"'Virally cured' is a challenging term," Fajgenbaum said. "We don't know if they're discharged how they fared after leaving the hospital."
On top of that, the reviewers were skeptical because the virus took a long time to leave the patients' bodies, which they refer to as "a high time to viral clearance."
That indicator that could suggest the drug was slow to take effect, or that other factors, including the patient's own immune system, played a larger role in expelling the pathogen.
Know how to sort through the data
With dozens of people working full time to sort through thousands of studies, it's obviously impossible for a single frontline health provider to keep abreast of all there is to know about Covid-19 while also treating patients at the same time.
It's even harder for the average person following the story in the news, especially if you're not equipped with a graduate degree in statistical analysis.
"Covid threw the world in flux," said Sheila Pierson, associate director for clinical research at the CSTL. A biostatistician originally hired to study Castleman disease, she's accepted the new mission along with her colleagues.
"There's a lot of great science being done," she explained. With that pace of innovation, it's incredibly difficult for the average person to stay up to date, so the CORONA database helps everyone with a little extra scientific literacy amid headlines about new treatments that induce a form of intellectual whiplash.
"You should rely on multiple news sources," Pierson said, in order to sort through what may appear to be conflated messages about whether a certain drug works or not for a certain group of people.
"It's difficult when you're only looking at one person's view of a drug," she said. "Look for a different write-up and a different view."
He's repeating the same methods that saved his life
As of June 27, Fajgenbaum has lived free of Castleman's cytokine storms for 77.72 months. His last Castleman relapse ended on January 5, 2014. He's a living experiment, and in his personal accounting he won't round up to the next full month. Each new day is a precious moment with a daughter he feared he'd never meet.
The doctor and researcher remains immune compromised and won't take risks with the coronavirus.
He hasn't set foot in a building other than his home since March 13. And his life still relies on infusions administered monthly through a chest port.
"I'm reminded every time I touch the port in my chest of the cytokine storms I had," he said. "I want so badly to solve (Covid-19) the way I did with Castleman.

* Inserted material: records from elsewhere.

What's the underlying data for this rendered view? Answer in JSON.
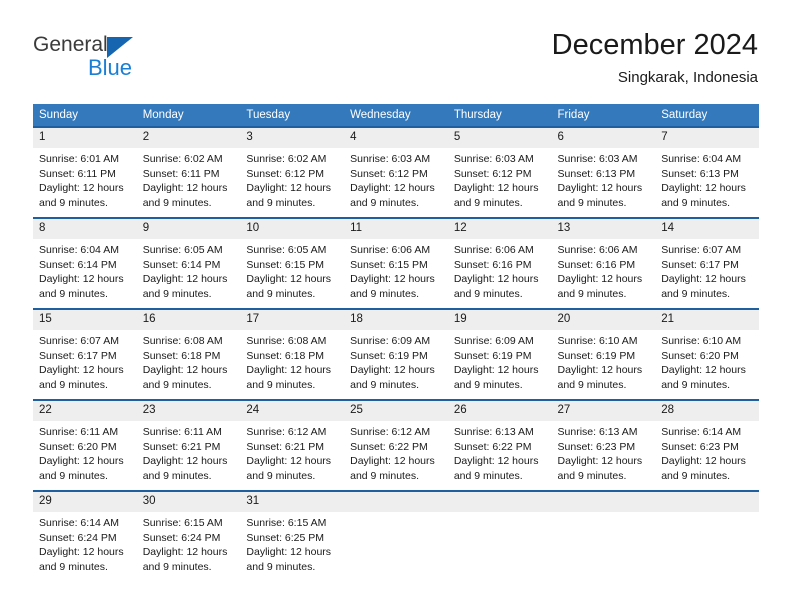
{
  "brand": {
    "name_top": "General",
    "name_bottom": "Blue",
    "triangle_color": "#1565b0",
    "accent_color": "#1a7fd4"
  },
  "header": {
    "title": "December 2024",
    "subtitle": "Singkarak, Indonesia"
  },
  "theme": {
    "header_blue": "#3479bb",
    "row_border_blue": "#1f5fa0",
    "daynum_band": "#eeeeee"
  },
  "calendar": {
    "weekday_headers": [
      "Sunday",
      "Monday",
      "Tuesday",
      "Wednesday",
      "Thursday",
      "Friday",
      "Saturday"
    ],
    "weeks": [
      [
        {
          "day": "1",
          "sunrise": "Sunrise: 6:01 AM",
          "sunset": "Sunset: 6:11 PM",
          "daylight1": "Daylight: 12 hours",
          "daylight2": "and 9 minutes."
        },
        {
          "day": "2",
          "sunrise": "Sunrise: 6:02 AM",
          "sunset": "Sunset: 6:11 PM",
          "daylight1": "Daylight: 12 hours",
          "daylight2": "and 9 minutes."
        },
        {
          "day": "3",
          "sunrise": "Sunrise: 6:02 AM",
          "sunset": "Sunset: 6:12 PM",
          "daylight1": "Daylight: 12 hours",
          "daylight2": "and 9 minutes."
        },
        {
          "day": "4",
          "sunrise": "Sunrise: 6:03 AM",
          "sunset": "Sunset: 6:12 PM",
          "daylight1": "Daylight: 12 hours",
          "daylight2": "and 9 minutes."
        },
        {
          "day": "5",
          "sunrise": "Sunrise: 6:03 AM",
          "sunset": "Sunset: 6:12 PM",
          "daylight1": "Daylight: 12 hours",
          "daylight2": "and 9 minutes."
        },
        {
          "day": "6",
          "sunrise": "Sunrise: 6:03 AM",
          "sunset": "Sunset: 6:13 PM",
          "daylight1": "Daylight: 12 hours",
          "daylight2": "and 9 minutes."
        },
        {
          "day": "7",
          "sunrise": "Sunrise: 6:04 AM",
          "sunset": "Sunset: 6:13 PM",
          "daylight1": "Daylight: 12 hours",
          "daylight2": "and 9 minutes."
        }
      ],
      [
        {
          "day": "8",
          "sunrise": "Sunrise: 6:04 AM",
          "sunset": "Sunset: 6:14 PM",
          "daylight1": "Daylight: 12 hours",
          "daylight2": "and 9 minutes."
        },
        {
          "day": "9",
          "sunrise": "Sunrise: 6:05 AM",
          "sunset": "Sunset: 6:14 PM",
          "daylight1": "Daylight: 12 hours",
          "daylight2": "and 9 minutes."
        },
        {
          "day": "10",
          "sunrise": "Sunrise: 6:05 AM",
          "sunset": "Sunset: 6:15 PM",
          "daylight1": "Daylight: 12 hours",
          "daylight2": "and 9 minutes."
        },
        {
          "day": "11",
          "sunrise": "Sunrise: 6:06 AM",
          "sunset": "Sunset: 6:15 PM",
          "daylight1": "Daylight: 12 hours",
          "daylight2": "and 9 minutes."
        },
        {
          "day": "12",
          "sunrise": "Sunrise: 6:06 AM",
          "sunset": "Sunset: 6:16 PM",
          "daylight1": "Daylight: 12 hours",
          "daylight2": "and 9 minutes."
        },
        {
          "day": "13",
          "sunrise": "Sunrise: 6:06 AM",
          "sunset": "Sunset: 6:16 PM",
          "daylight1": "Daylight: 12 hours",
          "daylight2": "and 9 minutes."
        },
        {
          "day": "14",
          "sunrise": "Sunrise: 6:07 AM",
          "sunset": "Sunset: 6:17 PM",
          "daylight1": "Daylight: 12 hours",
          "daylight2": "and 9 minutes."
        }
      ],
      [
        {
          "day": "15",
          "sunrise": "Sunrise: 6:07 AM",
          "sunset": "Sunset: 6:17 PM",
          "daylight1": "Daylight: 12 hours",
          "daylight2": "and 9 minutes."
        },
        {
          "day": "16",
          "sunrise": "Sunrise: 6:08 AM",
          "sunset": "Sunset: 6:18 PM",
          "daylight1": "Daylight: 12 hours",
          "daylight2": "and 9 minutes."
        },
        {
          "day": "17",
          "sunrise": "Sunrise: 6:08 AM",
          "sunset": "Sunset: 6:18 PM",
          "daylight1": "Daylight: 12 hours",
          "daylight2": "and 9 minutes."
        },
        {
          "day": "18",
          "sunrise": "Sunrise: 6:09 AM",
          "sunset": "Sunset: 6:19 PM",
          "daylight1": "Daylight: 12 hours",
          "daylight2": "and 9 minutes."
        },
        {
          "day": "19",
          "sunrise": "Sunrise: 6:09 AM",
          "sunset": "Sunset: 6:19 PM",
          "daylight1": "Daylight: 12 hours",
          "daylight2": "and 9 minutes."
        },
        {
          "day": "20",
          "sunrise": "Sunrise: 6:10 AM",
          "sunset": "Sunset: 6:19 PM",
          "daylight1": "Daylight: 12 hours",
          "daylight2": "and 9 minutes."
        },
        {
          "day": "21",
          "sunrise": "Sunrise: 6:10 AM",
          "sunset": "Sunset: 6:20 PM",
          "daylight1": "Daylight: 12 hours",
          "daylight2": "and 9 minutes."
        }
      ],
      [
        {
          "day": "22",
          "sunrise": "Sunrise: 6:11 AM",
          "sunset": "Sunset: 6:20 PM",
          "daylight1": "Daylight: 12 hours",
          "daylight2": "and 9 minutes."
        },
        {
          "day": "23",
          "sunrise": "Sunrise: 6:11 AM",
          "sunset": "Sunset: 6:21 PM",
          "daylight1": "Daylight: 12 hours",
          "daylight2": "and 9 minutes."
        },
        {
          "day": "24",
          "sunrise": "Sunrise: 6:12 AM",
          "sunset": "Sunset: 6:21 PM",
          "daylight1": "Daylight: 12 hours",
          "daylight2": "and 9 minutes."
        },
        {
          "day": "25",
          "sunrise": "Sunrise: 6:12 AM",
          "sunset": "Sunset: 6:22 PM",
          "daylight1": "Daylight: 12 hours",
          "daylight2": "and 9 minutes."
        },
        {
          "day": "26",
          "sunrise": "Sunrise: 6:13 AM",
          "sunset": "Sunset: 6:22 PM",
          "daylight1": "Daylight: 12 hours",
          "daylight2": "and 9 minutes."
        },
        {
          "day": "27",
          "sunrise": "Sunrise: 6:13 AM",
          "sunset": "Sunset: 6:23 PM",
          "daylight1": "Daylight: 12 hours",
          "daylight2": "and 9 minutes."
        },
        {
          "day": "28",
          "sunrise": "Sunrise: 6:14 AM",
          "sunset": "Sunset: 6:23 PM",
          "daylight1": "Daylight: 12 hours",
          "daylight2": "and 9 minutes."
        }
      ],
      [
        {
          "day": "29",
          "sunrise": "Sunrise: 6:14 AM",
          "sunset": "Sunset: 6:24 PM",
          "daylight1": "Daylight: 12 hours",
          "daylight2": "and 9 minutes."
        },
        {
          "day": "30",
          "sunrise": "Sunrise: 6:15 AM",
          "sunset": "Sunset: 6:24 PM",
          "daylight1": "Daylight: 12 hours",
          "daylight2": "and 9 minutes."
        },
        {
          "day": "31",
          "sunrise": "Sunrise: 6:15 AM",
          "sunset": "Sunset: 6:25 PM",
          "daylight1": "Daylight: 12 hours",
          "daylight2": "and 9 minutes."
        },
        {
          "day": "",
          "sunrise": "",
          "sunset": "",
          "daylight1": "",
          "daylight2": ""
        },
        {
          "day": "",
          "sunrise": "",
          "sunset": "",
          "daylight1": "",
          "daylight2": ""
        },
        {
          "day": "",
          "sunrise": "",
          "sunset": "",
          "daylight1": "",
          "daylight2": ""
        },
        {
          "day": "",
          "sunrise": "",
          "sunset": "",
          "daylight1": "",
          "daylight2": ""
        }
      ]
    ]
  }
}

I have the same sense of urgency."
Castleman disease nearly killed Fajgenbaum five times in his 20s while he was working his way through University of Pennsylvania's Perelman School of Medicine and then earning an MBA at the University of Pennsylvania's Wharton School.
Each time, the deadly disease triggered cytokine storms that led to multiple organ failure.

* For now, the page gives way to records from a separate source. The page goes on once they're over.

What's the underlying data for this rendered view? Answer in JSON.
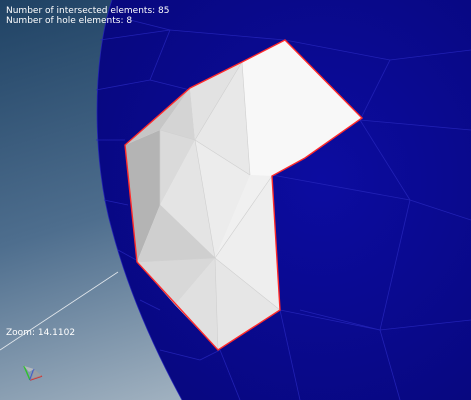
{
  "stats": {
    "intersected_label": "Number of intersected elements:",
    "intersected_value": "85",
    "hole_label": "Number of hole elements:",
    "hole_value": "8"
  },
  "zoom": {
    "label": "Zoom:",
    "value": "14.1102"
  },
  "colors": {
    "background_top": "#1f4264",
    "background_bottom": "#9fb0bf",
    "mesh_blue": "#0a0a8c",
    "mesh_lines": "#2020b0",
    "patch_white": "#f2f2f2",
    "patch_shadow": "#b8b8b8",
    "outline_red": "#ff2a2a"
  },
  "icons": {
    "axis_triad": "axis-triad-icon"
  }
}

But the young man created a global organization to rally doctors, scientists and patients toward finding a cure. With intense study and brilliant partners, he zeroed in on an already available immunosupressant that could be repurposed to save his life.
Last year he published his memoir, "Chasing My Cure," detailing a journey in which at one point a priest was brought to his hospital room to give his last rites.
Fajgenbaum's story reads likes the teaser for a hit Netflix series. But if it were a show, all of that is really just season one. Because, spoiler alert — then a global pandemic hit.
A year ago you might have thought what the writers threw at him in a second season might be a bit unrealistic. But this project is the obvious next step.
"I see myself bringing our experiences with Castleman now over to the global fight against corona," he said.
Correction: An earlier version of this story misstated the type of infusions Dr. Fajgenbaum currently relies on.